The debt-ceiling charade is upon us again. The U.S. will hit its debt ceiling on Thursday. Treasury secretary Janet Yellen warns us that without increasing it by June, the U.S. will not have sufficient funds to pay its bills.
Meanwhile, House speaker Kevin McCarthy and his Republican colleagues float the idea of debt prioritization, instructing the Treasury to first prioritize debt-service payments, then Social Security, Medicare, and veterans benefits, and finally military funding. These budgetary gimmicks were also floated during the debt-ceiling standoff in 2011 and 2013 but were never enacted. It is safe to say that neither party wants a government shutdown such as that in 2013, 2018, and 2019. What can be done?

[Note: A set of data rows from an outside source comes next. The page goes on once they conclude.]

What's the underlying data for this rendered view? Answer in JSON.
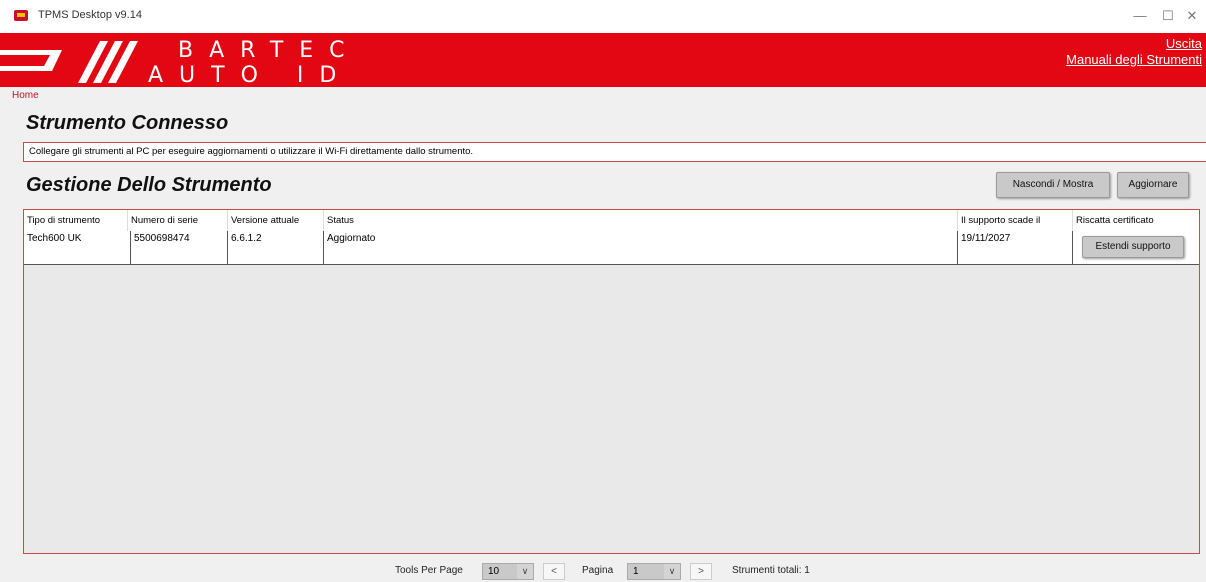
{
  "window": {
    "title": "TPMS Desktop v9.14"
  },
  "header": {
    "brand_line1": "BARTEC",
    "brand_line2": "AUTO ID",
    "logout_link": "Uscita",
    "manuals_link": "Manuali degli Strumenti",
    "brand_color": "#e30613"
  },
  "breadcrumb": "Home",
  "connected": {
    "title": "Strumento Connesso",
    "info": "Collegare gli strumenti al PC per eseguire aggiornamenti o utilizzare il Wi-Fi direttamente dallo strumento."
  },
  "management": {
    "title": "Gestione Dello Strumento",
    "toggle_button": "Nascondi / Mostra",
    "refresh_button": "Aggiornare"
  },
  "table": {
    "columns": [
      "Tipo di strumento",
      "Numero di serie",
      "Versione attuale",
      "Status",
      "Il supporto scade il",
      "Riscatta certificato"
    ],
    "rows": [
      {
        "type": "Tech600 UK",
        "serial": "5500698474",
        "version": "6.6.1.2",
        "status": "Aggiornato",
        "expires": "19/11/2027",
        "action": "Estendi supporto"
      }
    ]
  },
  "pagination": {
    "per_page_label": "Tools Per Page",
    "per_page_value": "10",
    "prev": "<",
    "page_label": "Pagina",
    "page_value": "1",
    "next": ">",
    "total_label": "Strumenti totali: 1"
  }
}
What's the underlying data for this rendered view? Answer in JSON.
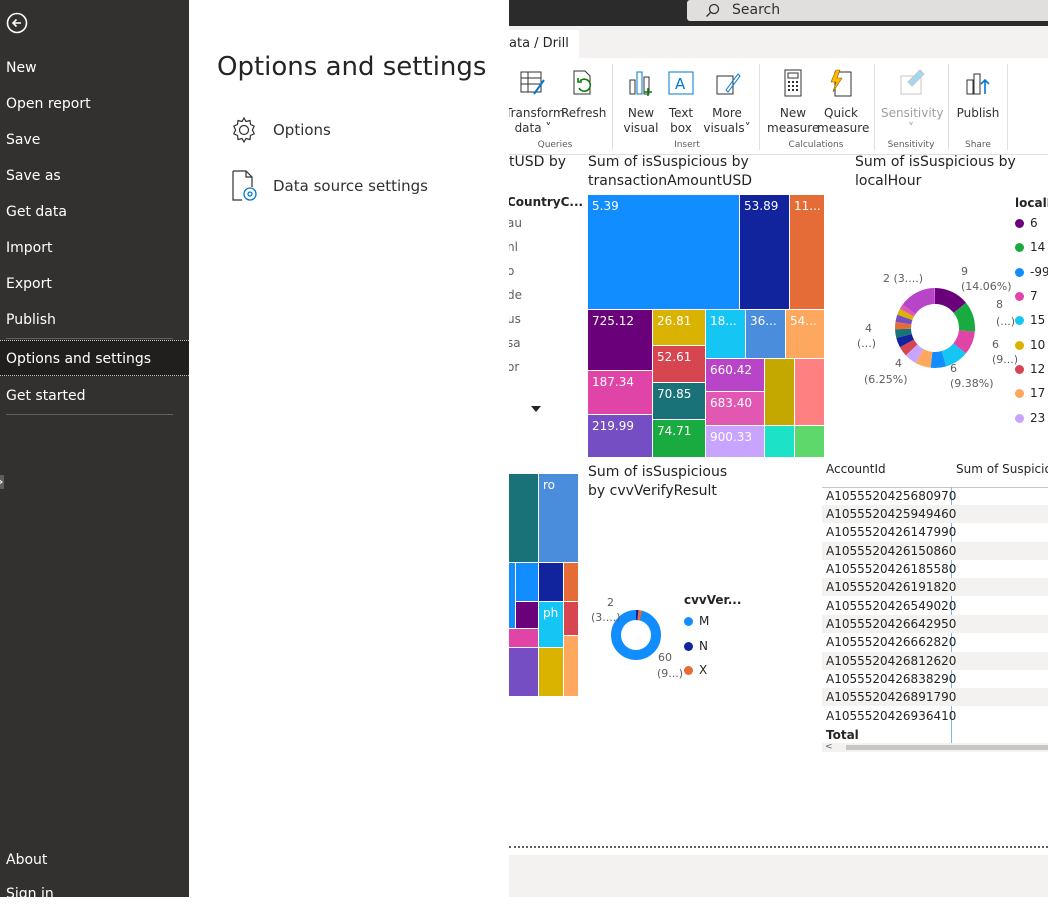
{
  "nav": {
    "items": [
      {
        "label": "New"
      },
      {
        "label": "Open report"
      },
      {
        "label": "Save"
      },
      {
        "label": "Save as"
      },
      {
        "label": "Get data"
      },
      {
        "label": "Import"
      },
      {
        "label": "Export"
      },
      {
        "label": "Publish"
      },
      {
        "label": "Options and settings"
      },
      {
        "label": "Get started"
      }
    ],
    "bottom": [
      {
        "label": "About"
      },
      {
        "label": "Sign in"
      }
    ]
  },
  "panel": {
    "title": "Options and settings",
    "options": [
      {
        "label": "Options",
        "icon": "gear-icon"
      },
      {
        "label": "Data source settings",
        "icon": "datasource-settings-icon"
      }
    ]
  },
  "report": {
    "search_placeholder": "Search",
    "tab_label": "ata / Drill",
    "ribbon": {
      "buttons": [
        {
          "label1": "Transform",
          "label2": "data",
          "chevron": "˅",
          "icon": "transform-data-icon"
        },
        {
          "label1": "Refresh",
          "label2": "",
          "icon": "refresh-icon"
        },
        {
          "label1": "New",
          "label2": "visual",
          "icon": "new-visual-icon"
        },
        {
          "label1": "Text",
          "label2": "box",
          "icon": "text-box-icon"
        },
        {
          "label1": "More",
          "label2": "visuals",
          "chevron": "˅",
          "icon": "more-visuals-icon"
        },
        {
          "label1": "New",
          "label2": "measure",
          "icon": "calculator-icon"
        },
        {
          "label1": "Quick",
          "label2": "measure",
          "icon": "quick-measure-icon"
        },
        {
          "label1": "Sensitivity",
          "label2": "˅",
          "icon": "sensitivity-icon"
        },
        {
          "label1": "Publish",
          "label2": "",
          "icon": "publish-icon"
        }
      ],
      "groups": [
        "Queries",
        "Insert",
        "Calculations",
        "Sensitivity",
        "Share"
      ]
    },
    "visual_left_title": "tUSD by",
    "slicer": {
      "header": "CountryC...",
      "items": [
        "au",
        "nl",
        "o",
        "de",
        "us",
        "sa",
        "or"
      ]
    },
    "treemap": {
      "title1": "Sum of isSuspicious by",
      "title2": "transactionAmountUSD",
      "labels": [
        "5.39",
        "53.89",
        "11...",
        "725.12",
        "26.81",
        "18...",
        "36...",
        "54...",
        "52.61",
        "187.34",
        "660.42",
        "70.85",
        "683.40",
        "219.99",
        "74.71",
        "900.33"
      ]
    },
    "donut1": {
      "title1": "Sum of isSuspicious by",
      "title2": "localHour",
      "legend_title": "localH",
      "legend": [
        "6",
        "14",
        "-99",
        "7",
        "15",
        "10",
        "12",
        "17",
        "23"
      ],
      "labels": [
        {
          "l1": "9",
          "l2": "(14.06%)"
        },
        {
          "l1": "8",
          "l2": "(...)"
        },
        {
          "l1": "6",
          "l2": "(9...)"
        },
        {
          "l1": "6",
          "l2": "(9.38%)"
        },
        {
          "l1": "4",
          "l2": "(6.25%)"
        },
        {
          "l1": "4",
          "l2": "(...)"
        },
        {
          "l1": "2 (3....)",
          "l2": ""
        }
      ]
    },
    "treemap2": {
      "labels": [
        "ro",
        "ph"
      ]
    },
    "donut2": {
      "title1": "Sum of isSuspicious",
      "title2": "by cvvVerifyResult",
      "legend_title": "cvvVer...",
      "legend": [
        "M",
        "N",
        "X"
      ],
      "label_small_1": "2",
      "label_small_2": "(3....)",
      "label_big_1": "60",
      "label_big_2": "(9...)"
    },
    "table": {
      "col1": "AccountId",
      "col2": "Sum of Suspicio",
      "rows": [
        "A1055520425680970",
        "A1055520425949460",
        "A1055520426147990",
        "A1055520426150860",
        "A1055520426185580",
        "A1055520426191820",
        "A1055520426549020",
        "A1055520426642950",
        "A1055520426662820",
        "A1055520426812620",
        "A1055520426838290",
        "A1055520426891790",
        "A1055520426936410"
      ],
      "total": "Total"
    },
    "colors": {
      "blue": "#118DFF",
      "navy": "#12239E",
      "orange": "#E66C37",
      "purple": "#6B007B",
      "pink": "#E044A7",
      "violet": "#744EC2",
      "yellow": "#D9B300",
      "red": "#D64550",
      "teal": "#197278",
      "cyan": "#1AAB40",
      "sky": "#15C6F4",
      "green": "#1AAB40"
    }
  }
}
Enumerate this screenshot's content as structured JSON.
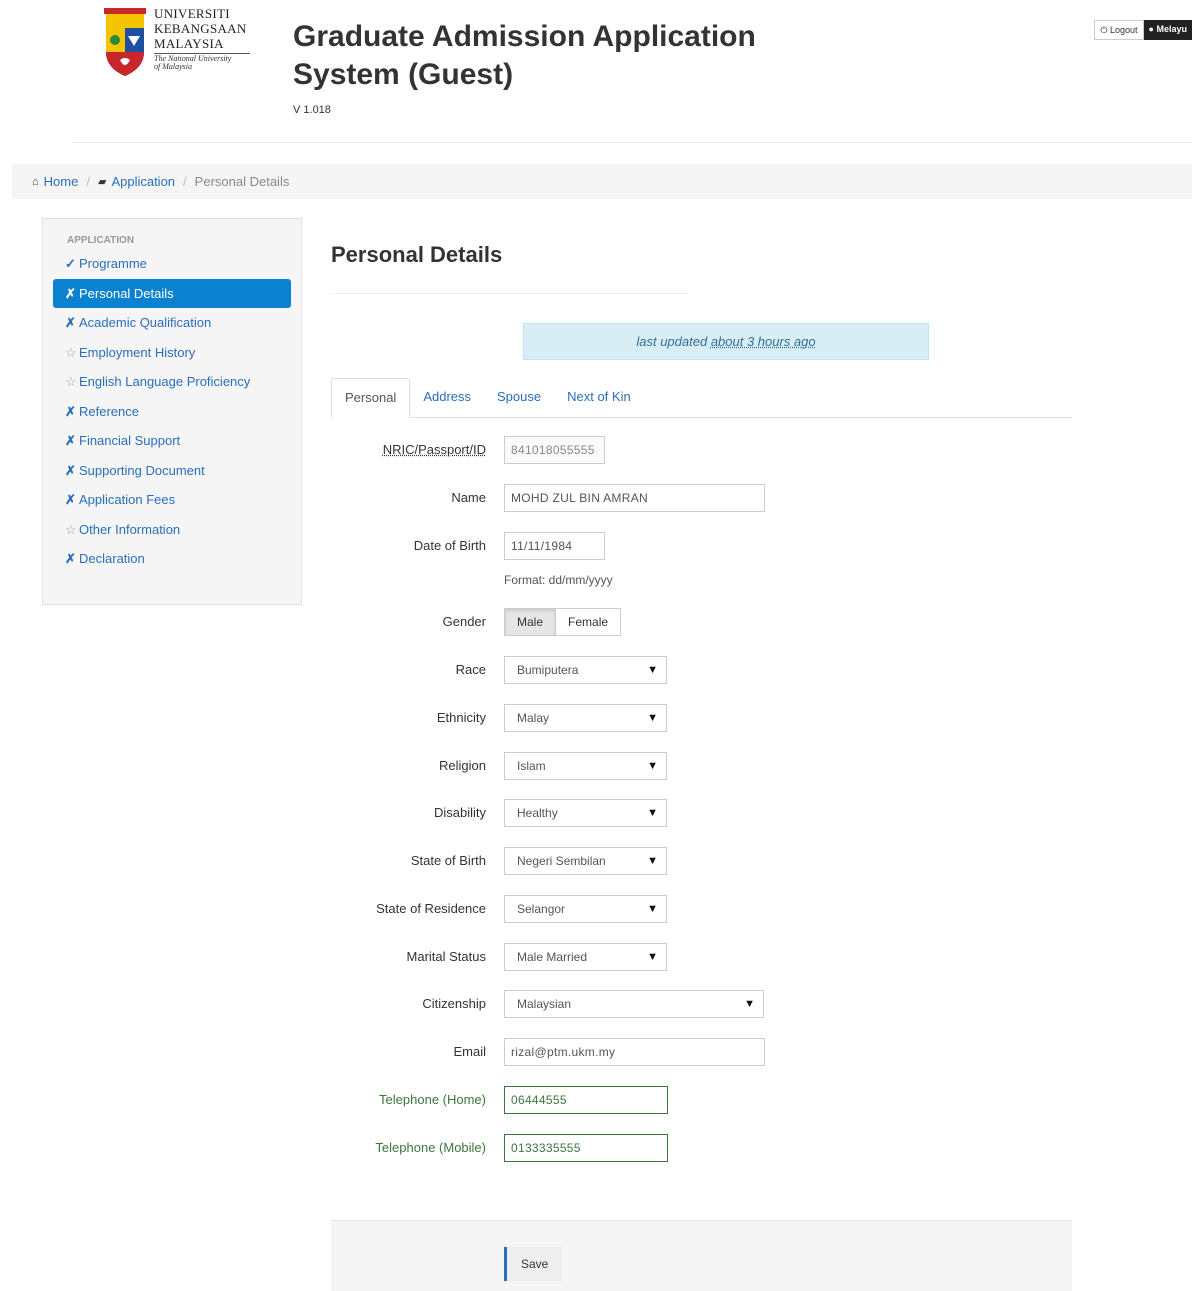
{
  "header": {
    "logo_lines": [
      "UNIVERSITI",
      "KEBANGSAAN",
      "MALAYSIA"
    ],
    "logo_tagline_1": "The National University",
    "logo_tagline_2": "of Malaysia",
    "title": "Graduate Admission Application System (Guest)",
    "version": "V 1.018",
    "logout_label": "Logout",
    "language_label": "Melayu"
  },
  "breadcrumb": {
    "home": "Home",
    "application": "Application",
    "current": "Personal Details"
  },
  "sidebar": {
    "header": "APPLICATION",
    "items": [
      {
        "mark": "✓",
        "label": "Programme"
      },
      {
        "mark": "✗",
        "label": "Personal Details"
      },
      {
        "mark": "✗",
        "label": "Academic Qualification"
      },
      {
        "mark": "☆",
        "label": "Employment History"
      },
      {
        "mark": "☆",
        "label": "English Language Proficiency"
      },
      {
        "mark": "✗",
        "label": "Reference"
      },
      {
        "mark": "✗",
        "label": "Financial Support"
      },
      {
        "mark": "✗",
        "label": "Supporting Document"
      },
      {
        "mark": "✗",
        "label": "Application Fees"
      },
      {
        "mark": "☆",
        "label": "Other Information"
      },
      {
        "mark": "✗",
        "label": "Declaration"
      }
    ]
  },
  "main": {
    "heading": "Personal Details",
    "alert_prefix": "last updated ",
    "alert_time": "about 3 hours ago",
    "tabs": [
      "Personal",
      "Address",
      "Spouse",
      "Next of Kin"
    ]
  },
  "form": {
    "nric_label": "NRIC/Passport/ID",
    "nric_value": "841018055555",
    "name_label": "Name",
    "name_value": "MOHD ZUL BIN AMRAN",
    "dob_label": "Date of Birth",
    "dob_value": "11/11/1984",
    "dob_help": "Format: dd/mm/yyyy",
    "gender_label": "Gender",
    "gender_male": "Male",
    "gender_female": "Female",
    "race_label": "Race",
    "race_value": "Bumiputera",
    "ethnicity_label": "Ethnicity",
    "ethnicity_value": "Malay",
    "religion_label": "Religion",
    "religion_value": "Islam",
    "disability_label": "Disability",
    "disability_value": "Healthy",
    "state_birth_label": "State of Birth",
    "state_birth_value": "Negeri Sembilan",
    "state_res_label": "State of Residence",
    "state_res_value": "Selangor",
    "marital_label": "Marital Status",
    "marital_value": "Male Married",
    "citizenship_label": "Citizenship",
    "citizenship_value": "Malaysian",
    "email_label": "Email",
    "email_value": "rizal@ptm.ukm.my",
    "tel_home_label": "Telephone (Home)",
    "tel_home_value": "06444555",
    "tel_mobile_label": "Telephone (Mobile)",
    "tel_mobile_value": "0133335555"
  },
  "actions": {
    "save_label": "Save"
  },
  "colors": {
    "link": "#2a6ebb",
    "active_nav": "#0b82cf",
    "alert_bg": "#d9edf7",
    "success": "#3c763d"
  }
}
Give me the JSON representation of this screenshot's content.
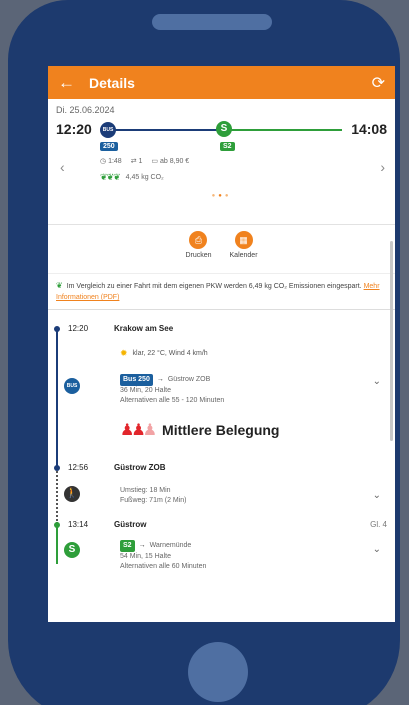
{
  "header": {
    "title": "Details"
  },
  "date": "Di. 25.06.2024",
  "overview": {
    "departure": "12:20",
    "arrival": "14:08",
    "bus_icon": "BUS",
    "s_icon": "S",
    "bus_tag": "250",
    "s_tag": "S2",
    "duration": "1:48",
    "transfers": "1",
    "price": "ab 8,90 €",
    "co2": "4,45 kg CO₂"
  },
  "actions": [
    {
      "label": "Drucken",
      "icon": "print-icon"
    },
    {
      "label": "Kalender",
      "icon": "calendar-icon"
    }
  ],
  "eco": {
    "text": "Im Vergleich zu einer Fahrt mit dem eigenen PKW werden 6,49 kg CO₂ Emissionen eingespart.",
    "link": "Mehr Informationen (PDF)"
  },
  "stops": [
    {
      "time": "12:20",
      "name": "Krakow am See",
      "platform": ""
    },
    {
      "time": "12:56",
      "name": "Güstrow ZOB",
      "platform": ""
    },
    {
      "time": "13:14",
      "name": "Güstrow",
      "platform": "Gl. 4"
    }
  ],
  "weather": "klar, 22 °C, Wind 4 km/h",
  "legs": {
    "bus": {
      "icon": "BUS",
      "line": "Bus 250",
      "destination": "Güstrow ZOB",
      "info": "36 Min, 20 Halte",
      "alternatives": "Alternativen alle 55 - 120 Minuten",
      "occupancy": "Mittlere Belegung"
    },
    "walk": {
      "transfer": "Umstieg: 18 Min",
      "footpath": "Fußweg: 71m (2 Min)"
    },
    "train": {
      "icon": "S",
      "line": "S2",
      "destination": "Warnemünde",
      "info": "54 Min, 15 Halte",
      "alternatives": "Alternativen alle 60 Minuten"
    }
  },
  "colors": {
    "accent": "#f0821e",
    "bus": "#1b3c78",
    "sbahn": "#2e9e3a",
    "occupancy": "#e2262c"
  }
}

U.S. debt has increased more rapidly than national income for more than half a century, creating what is often termed debt fatigue. The Congressional Budget Office reports that federal debt held by the public as a share of GDP increased to 98 percent in 2022 and is projected to increase to 185 percent by 2052, implying that Americans debt fatigue will only worsen. The fiscal rules enacted by Congress to constrain debt have clearly failed, and the federal government has virtually abandoned any semblance of a rules-based fiscal policy. Indeed, the debt ceiling has been routinely lifted or suspended, and the spending caps imposed by the 2011 Budget Control Act have been largely flaunted and were allowed to expire in 2022.
Switzerland stands out as a country that has successfully enacted fiscal rules to restrain and reduce its debt load. The Swiss debt brake was introduced as a constitutional amendment following a referendum in 2001, in which the measure earned the support of a whopping 85 percent of the Swiss vote. The brake imposes an expenditure ceiling, which caps the growth rate of federal expenditures at the long-run potential-growth rate of the economy. Furthermore, it requires that the federal government balance its budget over time. The brake does allow expenditures to exceed revenues but requires that surplus revenues be set aside in a separate account to offset any deficits that might have been incurred over the business cycle. The debt brake also contains an exemption clause that provides for emergencies, such as natural disasters, severe recessions, and other uncontrollable events. But, if these extraordinary expenditures do occur, they must be compensated for via surpluses in subsequent years.
The debt brake has worked very well. It has brought about a substantial reduction in Swiss debt. The World Bank reports that Swiss central-government debt as a share of GDP fell from 29.7 percent in 2002, when the debt brake was implemented, to 18.7 percent in 2018. As it turns out, the Swiss have accrued surplus revenue in most years since the debt brake was introduced, because of forecasting errors; they have since corrected these. Since the onset of Covid-19, the ratio of debt to GDP has increased to 20.9 percent but is projected to fall over the next decade.
In our book Public Debt Sustainability: International Perspectives, published by Lexington Books last year, we explore the Swiss debt brake. Our simulation analysis shows that if Swiss-style fiscal rules had been in place over the past two decades in the U.S., the U.S. would have reduced, not increased, its debt as a share of national income. Its time to stop going to the brink with debt-limit charades and start focusing on the implementation of fiscal rules that clearly work.